However this scenario does not seem to apply to all terrorism arrests, including instances in which law enforcement agencies have supplied the capability to the suspect. In those cases, it may be possible to consider alternatives to further surveillance and arrest.
… and Toward a More Promising Direction
Here, parallels between mass rampage shooters and lone-actor terrorists become particularly useful. If the movement into violence for mass rampage shooters and lone terrorists are similar, then effective responses are probably also similar.
One of the key practices for effectively stopping cases of mass rampage shooters is use of threat assessment teams. Despite their ominous-sounding name, they actually seek to use punitive measures, like arrest, as a last resort in an attempt to prevent violence. A wide range of public and nongovernmental stakeholders use these teams, including K-12 schools, universities, houses of worship and workplaces.
The teams are made up of a group of multidisciplinary experts — including legal counsel, mental health professionals, law enforcement and social workers — and are a comprehensive attempt to divert a person away from moving into violence. Where possible, team members use alternative tools such as crisis counseling and hospitalization, to de-escalate a dangerous situation in which a person is at risk of harming himself/herself or others.
While identifying effective alternatives is important, they also need to be supported by a larger policy effort to ensure they are widely adopted. Recently I proposed an alternative policy framework — National Outreach for Hazards and Threat Education (NO HATE) — that aspires to put these parallels into practice.
Aside from adopting and adapting proven practices, like threat assessment teams, NO HATE has two other promising benefits. First, local communities, not federal agencies, are the main stakeholders in a bottom-up effort to put troubled individuals into counseling rather than handcuffs.

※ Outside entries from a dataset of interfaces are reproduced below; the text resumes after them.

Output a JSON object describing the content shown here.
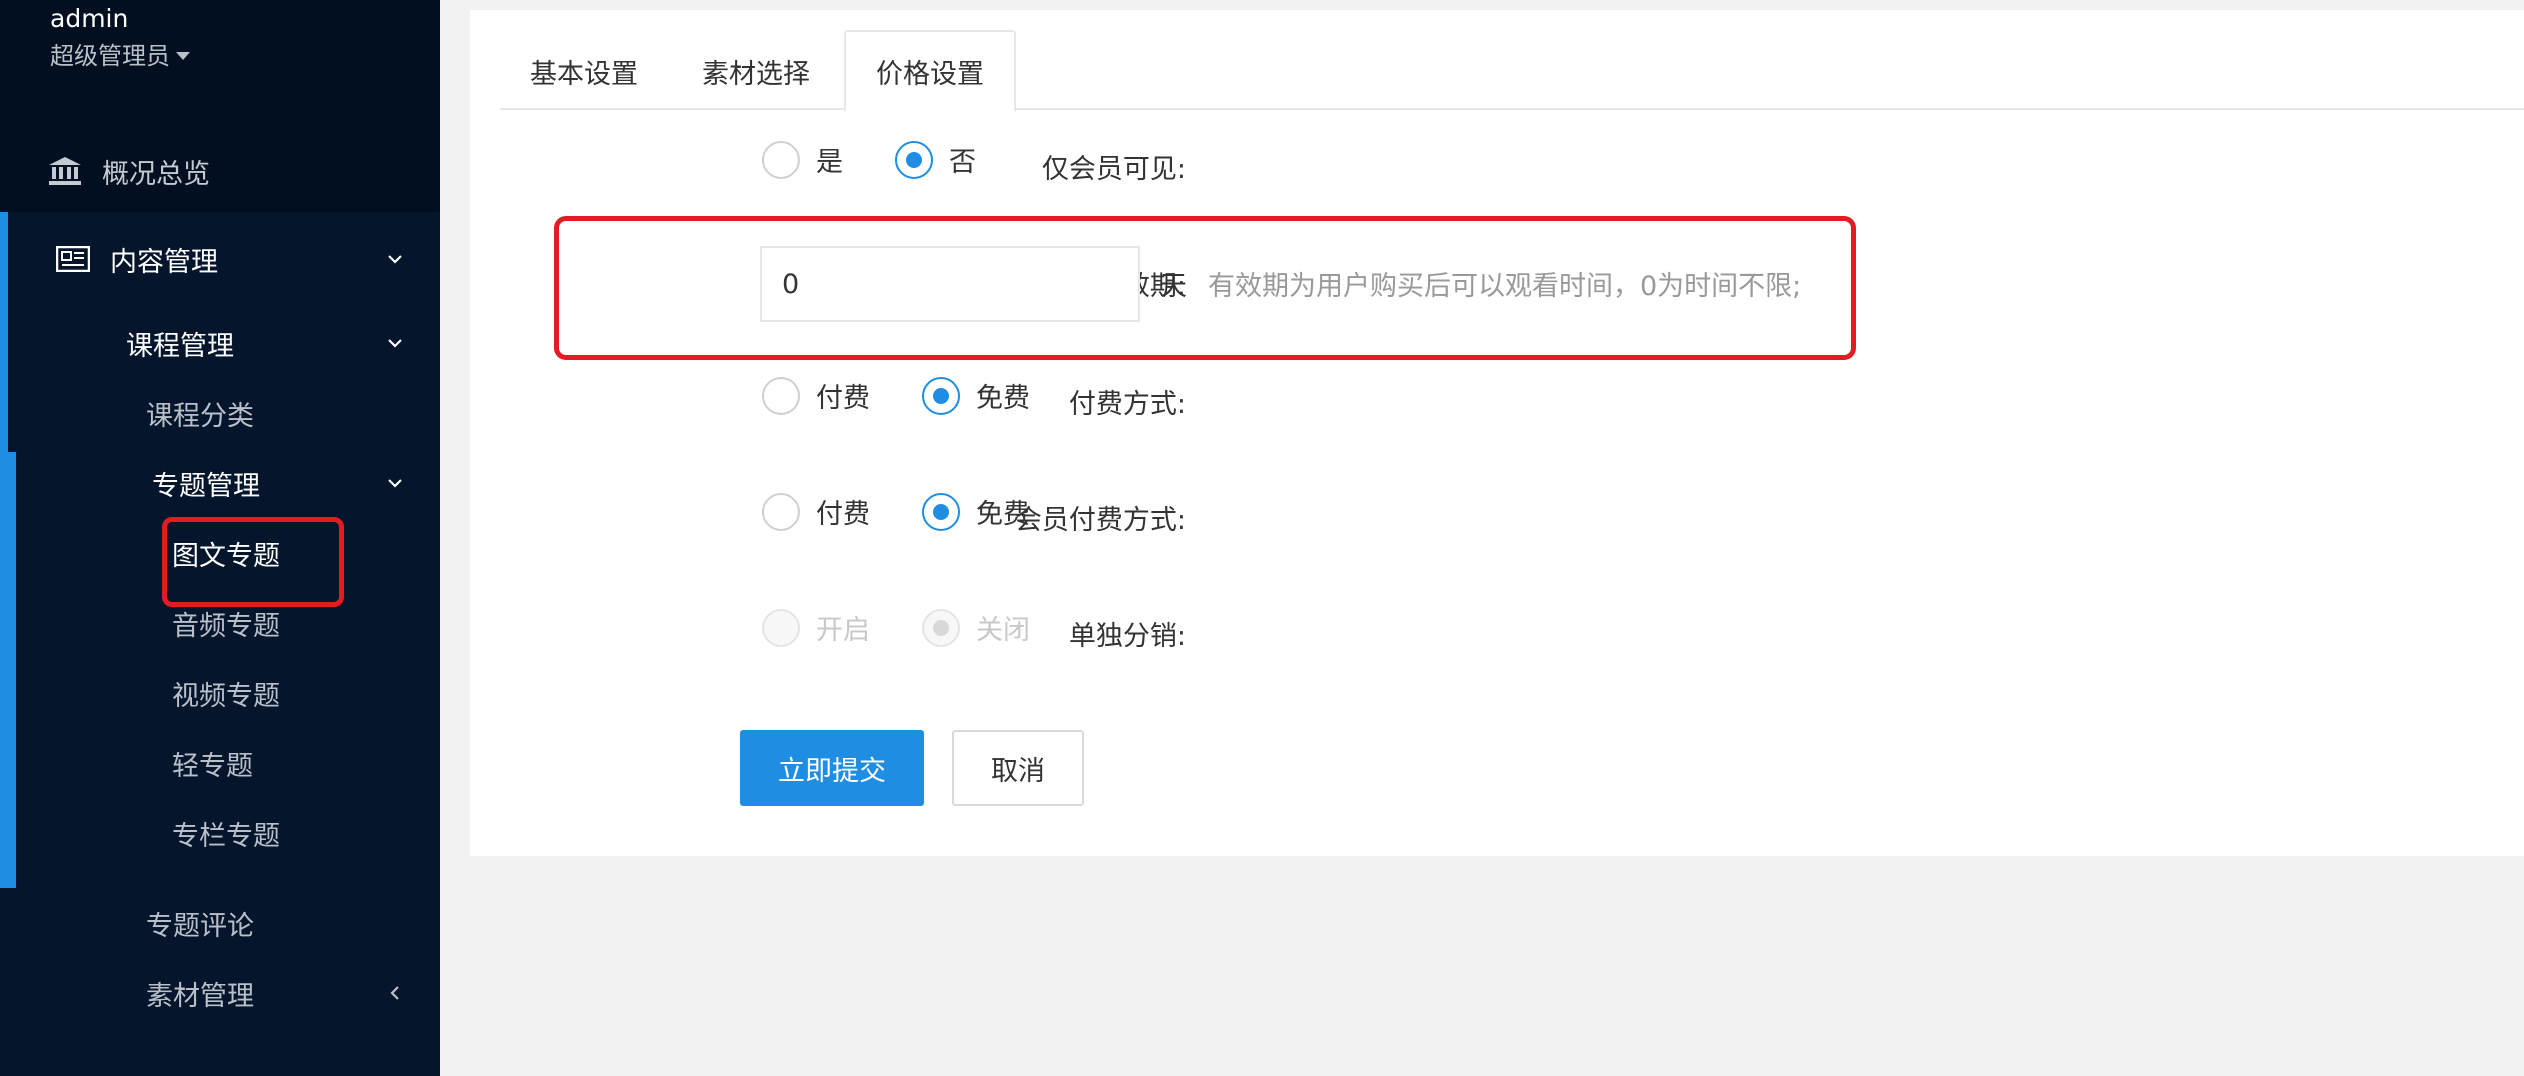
{
  "sidebar": {
    "username": "admin",
    "role": "超级管理员",
    "overview_label": "概况总览",
    "content_label": "内容管理",
    "course_label": "课程管理",
    "course_category": "课程分类",
    "topic_label": "专题管理",
    "topic_items": [
      "图文专题",
      "音频专题",
      "视频专题",
      "轻专题",
      "专栏专题"
    ],
    "topic_comment": "专题评论",
    "material_label": "素材管理"
  },
  "tabs": [
    "基本设置",
    "素材选择",
    "价格设置"
  ],
  "form": {
    "member_only": {
      "label": "仅会员可见:",
      "options": [
        "是",
        "否"
      ],
      "selected": "否"
    },
    "validity": {
      "label": "有效期:",
      "value": "0",
      "unit": "天",
      "hint": "有效期为用户购买后可以观看时间，0为时间不限;"
    },
    "pay_type": {
      "label": "付费方式:",
      "options": [
        "付费",
        "免费"
      ],
      "selected": "免费"
    },
    "member_pay_type": {
      "label": "会员付费方式:",
      "options": [
        "付费",
        "免费"
      ],
      "selected": "免费"
    },
    "distribution": {
      "label": "单独分销:",
      "options": [
        "开启",
        "关闭"
      ],
      "selected": "关闭",
      "disabled": true
    }
  },
  "buttons": {
    "submit": "立即提交",
    "cancel": "取消"
  },
  "colors": {
    "sidebar_bg": "#020f20",
    "accent": "#1f8ee2",
    "annotation_red": "#e31b23"
  }
}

Second, given the similarities between lone-actor terrorism and mass rampage shooters, the issue is framed under a larger effort to combat “targeted violence.” It moves beyond the narrow and fear-inducing public discourse of “terrorism,” which some studies suggest is ineffective at increasing vigilance and resilience against violence. (In fact, other studies suggest “terrorism” framing is associated with increased prejudice against perceived out-groups, in this case, Muslims).
Talking about “targeted violence” beyond “terrorism” or “countering violent extremism” provides an opportunity for Muslims to engage in a public discourse of partnership and collective action without the stigma of collective guilt.
Both potential benefits serve to provide a more comfortable environment for parents, peers and others to speak out when they are troubled by a person’s behaviors. They can turn to a trusted source of help that will listen to their concern, take it seriously and treat it with the utmost professionalism, confidentiality and care.
In the effort to prevent lone-actor terrorist attacks, learning from our successes to prevent mass rampage shootings reflects a common-sense approach. It puts policies on a much stronger, highly promising foundation of evidence. In turn, this allows communities and policymakers to take a significant step toward addressing concerns over fairness and civil liberties while strengthening the safety of our nation.